The Perfection of Imperfection


Perfect or Flawed? What would you say if asked? If you were to describe yourself to someone who was blind, or didn’t have SKYPE, or was on the phone, how would you do it?

I would venture to say that you would describe yourself in an unfavorable light; more than likely, point out all the “flaws.” But are the flaws a bad thing?

The Japanese have a term–Wabi Sabi–derived from Buddhism. It centers around the “acceptance of transience and imperfection.” From the perspective of Wabi Sabi, a frayed quilt, a tarnished copper bowl, or a scratched wooden floor, is more Beautiful because of its imperfection. Cracks and crevices, dents and wrinkles, all marked by time, are perfect because of it, not in spite of it.

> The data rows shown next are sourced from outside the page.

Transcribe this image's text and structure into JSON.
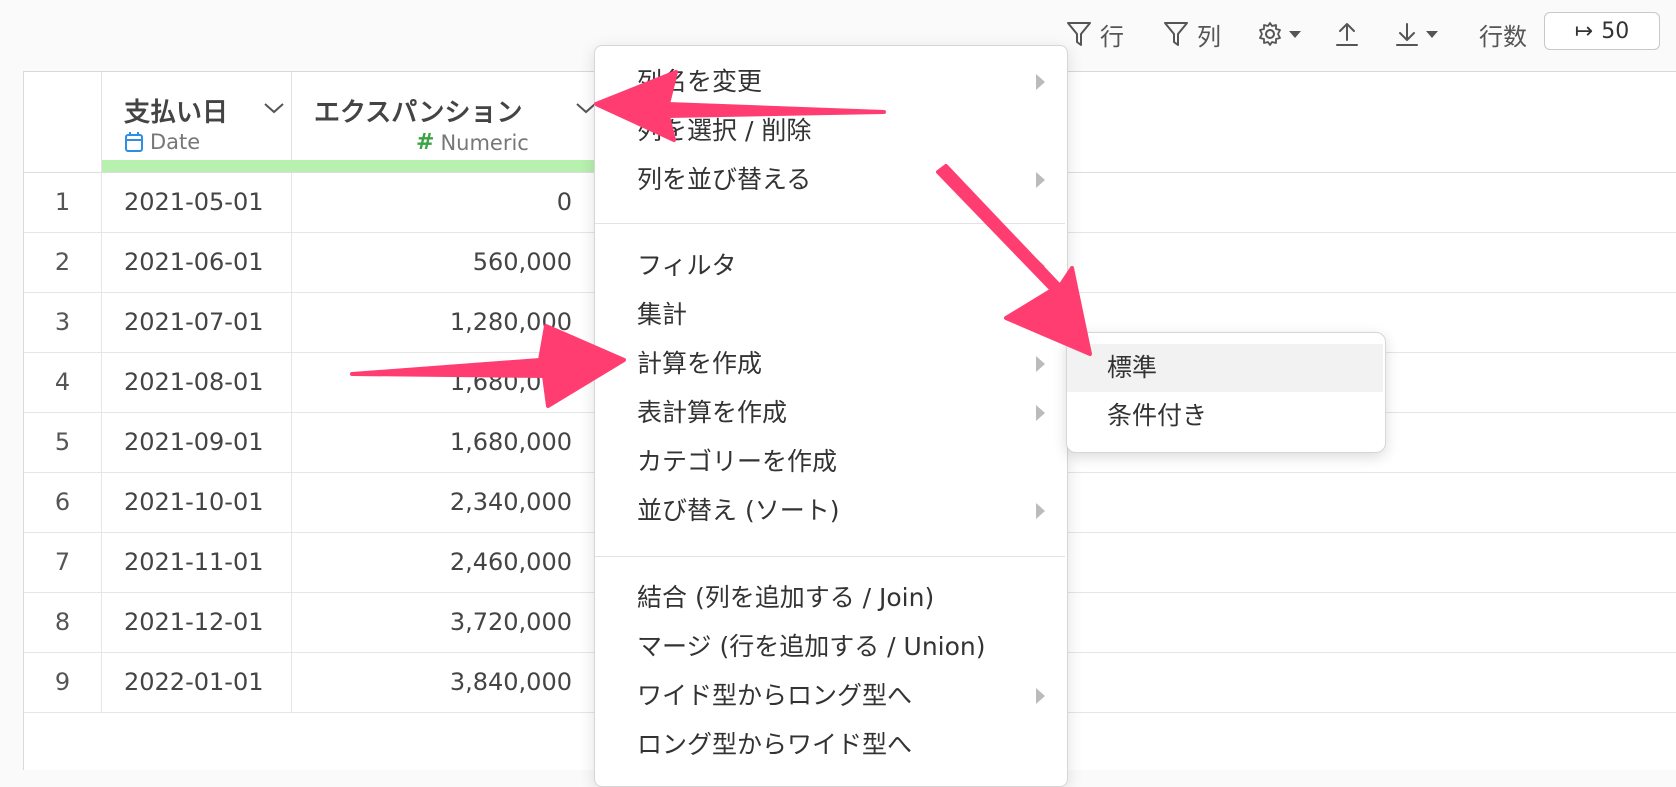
{
  "toolbar": {
    "row_filter_label": "行",
    "column_filter_label": "列",
    "rows_count_label": "行数",
    "rows_count_value": "50",
    "rows_count_glyph": "↦"
  },
  "table": {
    "columns": [
      {
        "name": "支払い日",
        "type_label": "Date",
        "type_icon": "calendar-icon"
      },
      {
        "name": "エクスパンション",
        "type_label": "Numeric",
        "type_icon": "hash-icon"
      }
    ],
    "rows": [
      {
        "index": "1",
        "date": "2021-05-01",
        "value": "0"
      },
      {
        "index": "2",
        "date": "2021-06-01",
        "value": "560,000"
      },
      {
        "index": "3",
        "date": "2021-07-01",
        "value": "1,280,000"
      },
      {
        "index": "4",
        "date": "2021-08-01",
        "value": "1,680,000"
      },
      {
        "index": "5",
        "date": "2021-09-01",
        "value": "1,680,000"
      },
      {
        "index": "6",
        "date": "2021-10-01",
        "value": "2,340,000"
      },
      {
        "index": "7",
        "date": "2021-11-01",
        "value": "2,460,000"
      },
      {
        "index": "8",
        "date": "2021-12-01",
        "value": "3,720,000"
      },
      {
        "index": "9",
        "date": "2022-01-01",
        "value": "3,840,000"
      }
    ]
  },
  "menu": {
    "items": [
      {
        "label": "列名を変更",
        "has_submenu": true
      },
      {
        "label": "列を選択 / 削除",
        "has_submenu": false
      },
      {
        "label": "列を並び替える",
        "has_submenu": true
      },
      {
        "label": "フィルタ",
        "has_submenu": true
      },
      {
        "label": "集計",
        "has_submenu": false
      },
      {
        "label": "計算を作成",
        "has_submenu": true
      },
      {
        "label": "表計算を作成",
        "has_submenu": true
      },
      {
        "label": "カテゴリーを作成",
        "has_submenu": false
      },
      {
        "label": "並び替え (ソート)",
        "has_submenu": true
      },
      {
        "label": "結合 (列を追加する / Join)",
        "has_submenu": false
      },
      {
        "label": "マージ (行を追加する / Union)",
        "has_submenu": false
      },
      {
        "label": "ワイド型からロング型へ",
        "has_submenu": true
      },
      {
        "label": "ロング型からワイド型へ",
        "has_submenu": false
      }
    ]
  },
  "submenu": {
    "items": [
      {
        "label": "標準",
        "highlighted": true
      },
      {
        "label": "条件付き",
        "highlighted": false
      }
    ]
  },
  "colors": {
    "annotation_arrow": "#ff3d71",
    "type_bar": "#b8f0b0",
    "date_icon": "#2f8de4",
    "numeric_icon": "#3aa344"
  }
}
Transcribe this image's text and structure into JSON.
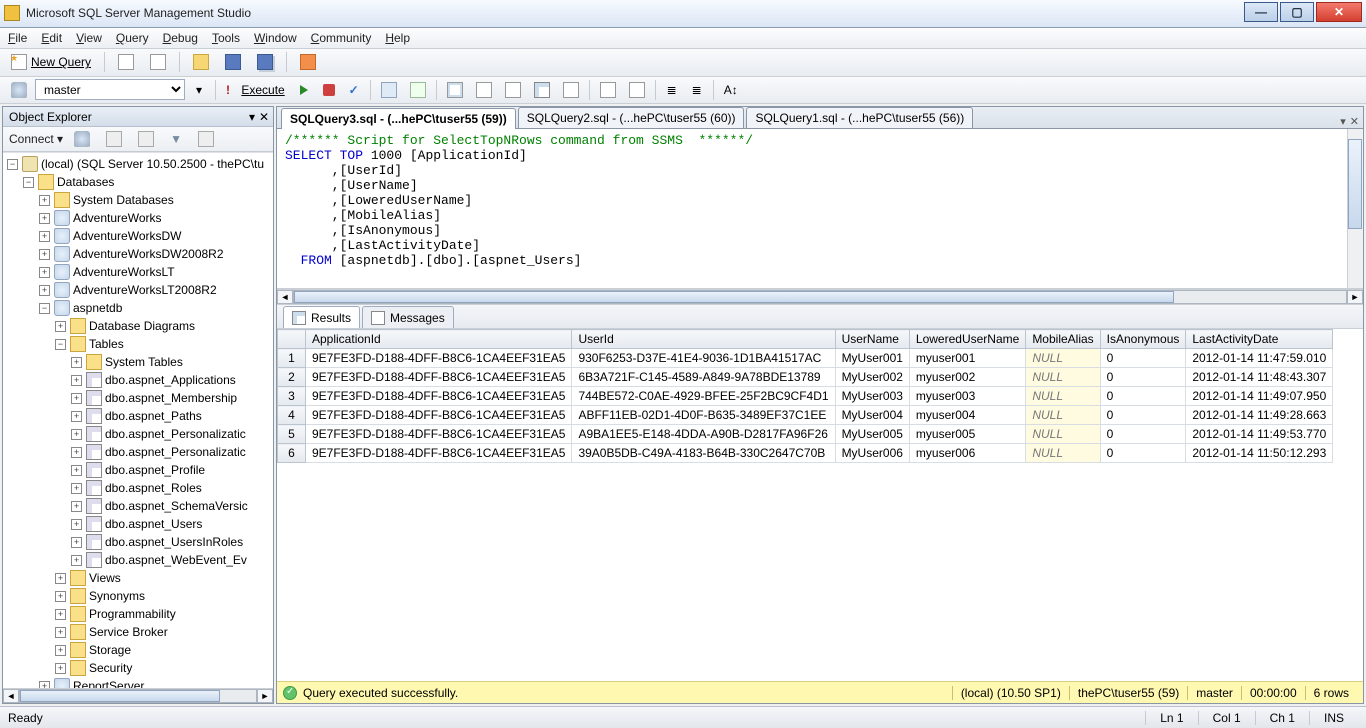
{
  "window": {
    "title": "Microsoft SQL Server Management Studio"
  },
  "menu": {
    "file": "File",
    "edit": "Edit",
    "view": "View",
    "query": "Query",
    "debug": "Debug",
    "tools": "Tools",
    "window": "Window",
    "community": "Community",
    "help": "Help"
  },
  "toolbar": {
    "newquery": "New Query",
    "execute": "Execute",
    "db_selected": "master"
  },
  "object_explorer": {
    "title": "Object Explorer",
    "connect": "Connect",
    "server": "(local) (SQL Server 10.50.2500 - thePC\\tu",
    "databases_label": "Databases",
    "sysdb": "System Databases",
    "dbs": [
      "AdventureWorks",
      "AdventureWorksDW",
      "AdventureWorksDW2008R2",
      "AdventureWorksLT",
      "AdventureWorksLT2008R2"
    ],
    "aspnetdb": "aspnetdb",
    "diagrams": "Database Diagrams",
    "tables": "Tables",
    "systables": "System Tables",
    "table_list": [
      "dbo.aspnet_Applications",
      "dbo.aspnet_Membership",
      "dbo.aspnet_Paths",
      "dbo.aspnet_Personalizatic",
      "dbo.aspnet_Personalizatic",
      "dbo.aspnet_Profile",
      "dbo.aspnet_Roles",
      "dbo.aspnet_SchemaVersic",
      "dbo.aspnet_Users",
      "dbo.aspnet_UsersInRoles",
      "dbo.aspnet_WebEvent_Ev"
    ],
    "other_nodes": [
      "Views",
      "Synonyms",
      "Programmability",
      "Service Broker",
      "Storage",
      "Security"
    ],
    "report_server": "ReportServer"
  },
  "tabs": {
    "t1": "SQLQuery3.sql - (...hePC\\tuser55 (59))",
    "t2": "SQLQuery2.sql - (...hePC\\tuser55 (60))",
    "t3": "SQLQuery1.sql - (...hePC\\tuser55 (56))"
  },
  "sql_lines": {
    "l1": "/****** Script for SelectTopNRows command from SSMS  ******/",
    "l2a": "SELECT",
    "l2b": " TOP",
    "l2c": " 1000 [ApplicationId]",
    "l3": "      ,[UserId]",
    "l4": "      ,[UserName]",
    "l5": "      ,[LoweredUserName]",
    "l6": "      ,[MobileAlias]",
    "l7": "      ,[IsAnonymous]",
    "l8": "      ,[LastActivityDate]",
    "l9a": "  FROM",
    "l9b": " [aspnetdb].[dbo].[aspnet_Users]"
  },
  "result_tab_labels": {
    "results": "Results",
    "messages": "Messages"
  },
  "columns": {
    "c1": "ApplicationId",
    "c2": "UserId",
    "c3": "UserName",
    "c4": "LoweredUserName",
    "c5": "MobileAlias",
    "c6": "IsAnonymous",
    "c7": "LastActivityDate"
  },
  "rows": [
    {
      "n": "1",
      "app": "9E7FE3FD-D188-4DFF-B8C6-1CA4EEF31EA5",
      "uid": "930F6253-D37E-41E4-9036-1D1BA41517AC",
      "un": "MyUser001",
      "lun": "myuser001",
      "ma": "NULL",
      "ia": "0",
      "lad": "2012-01-14 11:47:59.010"
    },
    {
      "n": "2",
      "app": "9E7FE3FD-D188-4DFF-B8C6-1CA4EEF31EA5",
      "uid": "6B3A721F-C145-4589-A849-9A78BDE13789",
      "un": "MyUser002",
      "lun": "myuser002",
      "ma": "NULL",
      "ia": "0",
      "lad": "2012-01-14 11:48:43.307"
    },
    {
      "n": "3",
      "app": "9E7FE3FD-D188-4DFF-B8C6-1CA4EEF31EA5",
      "uid": "744BE572-C0AE-4929-BFEE-25F2BC9CF4D1",
      "un": "MyUser003",
      "lun": "myuser003",
      "ma": "NULL",
      "ia": "0",
      "lad": "2012-01-14 11:49:07.950"
    },
    {
      "n": "4",
      "app": "9E7FE3FD-D188-4DFF-B8C6-1CA4EEF31EA5",
      "uid": "ABFF11EB-02D1-4D0F-B635-3489EF37C1EE",
      "un": "MyUser004",
      "lun": "myuser004",
      "ma": "NULL",
      "ia": "0",
      "lad": "2012-01-14 11:49:28.663"
    },
    {
      "n": "5",
      "app": "9E7FE3FD-D188-4DFF-B8C6-1CA4EEF31EA5",
      "uid": "A9BA1EE5-E148-4DDA-A90B-D2817FA96F26",
      "un": "MyUser005",
      "lun": "myuser005",
      "ma": "NULL",
      "ia": "0",
      "lad": "2012-01-14 11:49:53.770"
    },
    {
      "n": "6",
      "app": "9E7FE3FD-D188-4DFF-B8C6-1CA4EEF31EA5",
      "uid": "39A0B5DB-C49A-4183-B64B-330C2647C70B",
      "un": "MyUser006",
      "lun": "myuser006",
      "ma": "NULL",
      "ia": "0",
      "lad": "2012-01-14 11:50:12.293"
    }
  ],
  "status_yellow": {
    "msg": "Query executed successfully.",
    "conn": "(local) (10.50 SP1)",
    "user": "thePC\\tuser55 (59)",
    "db": "master",
    "time": "00:00:00",
    "rows": "6 rows"
  },
  "statusbar": {
    "ready": "Ready",
    "ln": "Ln 1",
    "col": "Col 1",
    "ch": "Ch 1",
    "ins": "INS"
  }
}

The concept of Wabi Sabi is freeing. The crooked nose, the chipped tooth, the stubby fingers, the scarred arm, the missing leg . . . are all the marks of time, and experience; the thing that makes you Unique, unlike anyone else. In the spirit of Wabi Sabi, it is authenticity that is revered. Imperfection is perfection.

Regard the Rose. It is undeniably Beautiful. One could even say, perfect. Its scent, lovely. But also regard the thorns. They can prick you and make you bleed. Is the Rose still Perfect?

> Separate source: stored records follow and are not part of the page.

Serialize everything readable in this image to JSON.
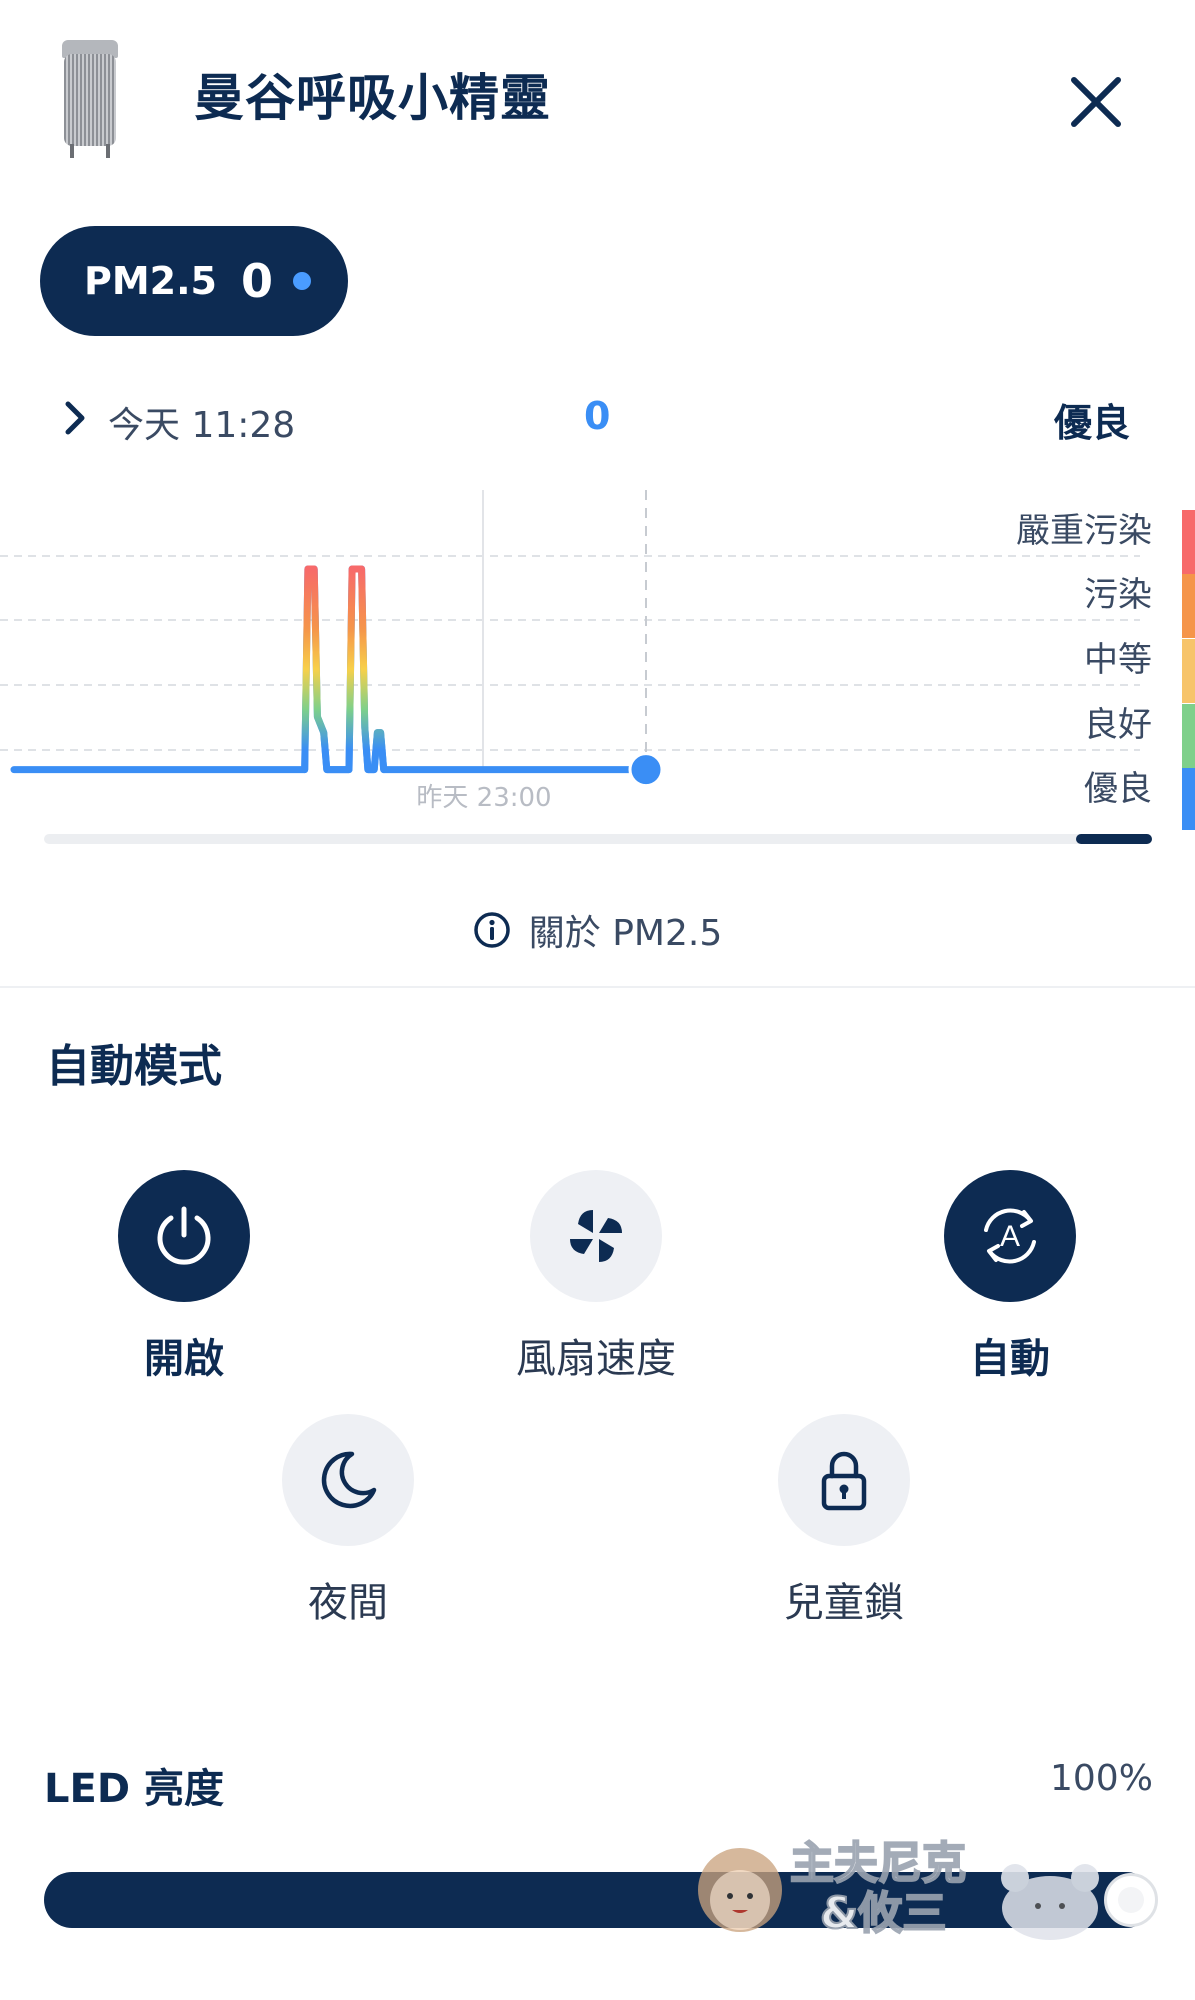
{
  "header": {
    "title": "曼谷呼吸小精靈",
    "device_image": "air-purifier",
    "close_icon": "close-icon"
  },
  "pm_pill": {
    "label": "PM2.5",
    "value": "0",
    "status_color": "#4a9cff"
  },
  "reading_row": {
    "time": "今天 11:28",
    "value": "0",
    "quality": "優良"
  },
  "chart_data": {
    "type": "line",
    "title": "",
    "ylabel": "",
    "xlabel": "",
    "tick_labels_x": [
      "昨天 23:00"
    ],
    "levels": [
      "嚴重污染",
      "污染",
      "中等",
      "良好",
      "優良"
    ],
    "level_colors": [
      "#f76a6a",
      "#f5954a",
      "#f7c46a",
      "#7ed08a",
      "#3a8ef5"
    ],
    "ylim": [
      0,
      5
    ],
    "series": [
      {
        "values": [
          [
            0,
            0.5
          ],
          [
            46,
            0.5
          ],
          [
            46.5,
            4.3
          ],
          [
            47.5,
            4.3
          ],
          [
            48,
            1.5
          ],
          [
            49,
            1.2
          ],
          [
            49.5,
            0.5
          ],
          [
            53,
            0.5
          ],
          [
            53.5,
            4.3
          ],
          [
            55,
            4.3
          ],
          [
            55.5,
            1.3
          ],
          [
            56,
            0.5
          ],
          [
            57,
            0.5
          ],
          [
            57.5,
            1.2
          ],
          [
            58,
            1.2
          ],
          [
            58.5,
            0.5
          ],
          [
            100,
            0.5
          ]
        ]
      }
    ],
    "grid": true,
    "current_x": 100
  },
  "info": {
    "text": "關於 PM2.5"
  },
  "mode": {
    "title": "自動模式",
    "controls": [
      {
        "label": "開啟",
        "icon": "power-icon",
        "active": true
      },
      {
        "label": "風扇速度",
        "icon": "fan-icon",
        "active": false
      },
      {
        "label": "自動",
        "icon": "auto-mode-icon",
        "active": true
      },
      {
        "label": "夜間",
        "icon": "moon-icon",
        "active": false
      },
      {
        "label": "兒童鎖",
        "icon": "lock-icon",
        "active": false
      }
    ]
  },
  "led": {
    "title": "LED 亮度",
    "value": "100%",
    "level": 1.0
  },
  "watermark": {
    "line1": "主夫尼克",
    "line2": "&攸三"
  },
  "colors": {
    "navy": "#0d2b52",
    "accent": "#3a8ef5"
  }
}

The Perfection of Imperfection frees you–from the pressures of constantly striving for the unattainable–a perfection that does not exist.

Embrace your “flaws” because in those lie your perfection–the perfection that is Authentic because it takes nothing away from who you really are, but instead lays bare your true Beauty.

  • Rolando Perez

    wasabi papi say si sabi I rather a good teeth and a new box ,I love new thing